While there are already concerns about AI-generated tour guides, Microsoft still wanted to feature such content on its MSN.com platform. Not exactly well received, this mini-guide even caused controversy, since it included the soup kitchen of Ottawa (Ottawa Food Bank) as one of the essential places to visit. The article even advises visiting the place with “ hungry “. A recommendation of average taste, which highlights the limits of artificial intelligence in certain contexts.
AI and its inability to understand contextually
The article, titled ” Heading to Ottawa? Here’s everything you shouldn’t miss! began rather well, by proposing tourist sites and interesting activities to do as part of a trip. However, among these must-see places was the place where the soup kitchen is distributed daily (see photo below). The guide described it as follows:
This organization, since 1984, collects, buys, produces and distributes food to families and individuals in need in the Ottawa area. We see how significant the daily impact of hunger is on men, women and children, and how it can be an obstacle to achieving their life goals. The people who turn to us have jobs, families to support and expenses to pay. Life is hard enough already. Remember to come here on an empty stomach.
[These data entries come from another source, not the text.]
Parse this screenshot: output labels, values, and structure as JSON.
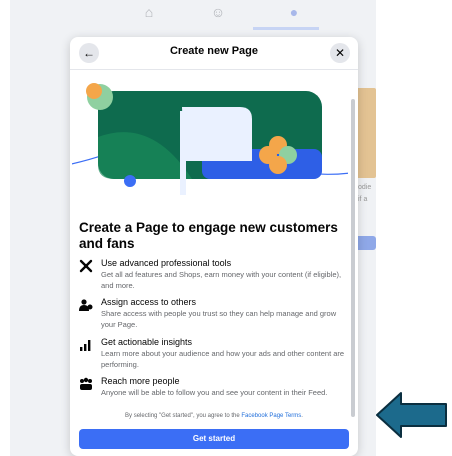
{
  "modal": {
    "title": "Create new Page",
    "back_icon": "arrow-left-icon",
    "close_icon": "close-icon",
    "headline": "Create a Page to engage new customers and fans",
    "features": [
      {
        "icon": "tools-icon",
        "title": "Use advanced professional tools",
        "description": "Get all ad features and Shops, earn money with your content (if eligible), and more."
      },
      {
        "icon": "people-access-icon",
        "title": "Assign access to others",
        "description": "Share access with people you trust so they can help manage and grow your Page."
      },
      {
        "icon": "insights-chart-icon",
        "title": "Get actionable insights",
        "description": "Learn more about your audience and how your ads and other content are performing."
      },
      {
        "icon": "audience-icon",
        "title": "Reach more people",
        "description": "Anyone will be able to follow you and see your content in their Feed."
      }
    ],
    "terms_prefix": "By selecting \"Get started\", you agree to the ",
    "terms_link": "Facebook Page Terms",
    "terms_suffix": ".",
    "cta_label": "Get started"
  },
  "background": {
    "nav_icons": [
      "home-icon",
      "friends-icon",
      "groups-icon"
    ],
    "card_text_1": "odie",
    "card_text_2": "if a"
  },
  "annotation": {
    "arrow_color": "#1c6a8c",
    "arrow_icon": "left-arrow-annotation-icon"
  },
  "colors": {
    "accent": "#3b6ef5",
    "link": "#216fdb",
    "hero_green": "#0e6b4e",
    "hero_blue": "#2e5fe6"
  }
}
A completely strawberry description, with an almost ironic and inappropriate tone, which clearly highlights the limitations of AI when it comes to understanding a particular context.
Integrating AI into content writing: mission impossible?
This example may be laughable, but it’s actually very symptomatic of the magnitude of the challenge of integrating generative AI models into text content writing. They can imitate humans wonderfully, but find themselves quite quickly disarmed when it comes to grasping complex contextual elements, especially when these require a form of sensitivity.
Remember, the “I” in the phrase “AI” doesn’t actually mean “intelligence”. An AI, in the first sense of the term, should theoretically be autonomous, aware and learn from its mistakes. What we call AIs are actually algorithms, admittedly very complex, but which only mimic certain traits of human intelligence. Even if these models have proven their usefulness, they are currently not capable of reasoning. So the professions of journalist and editor seem to be safe… for now?
Source : Ars-Technica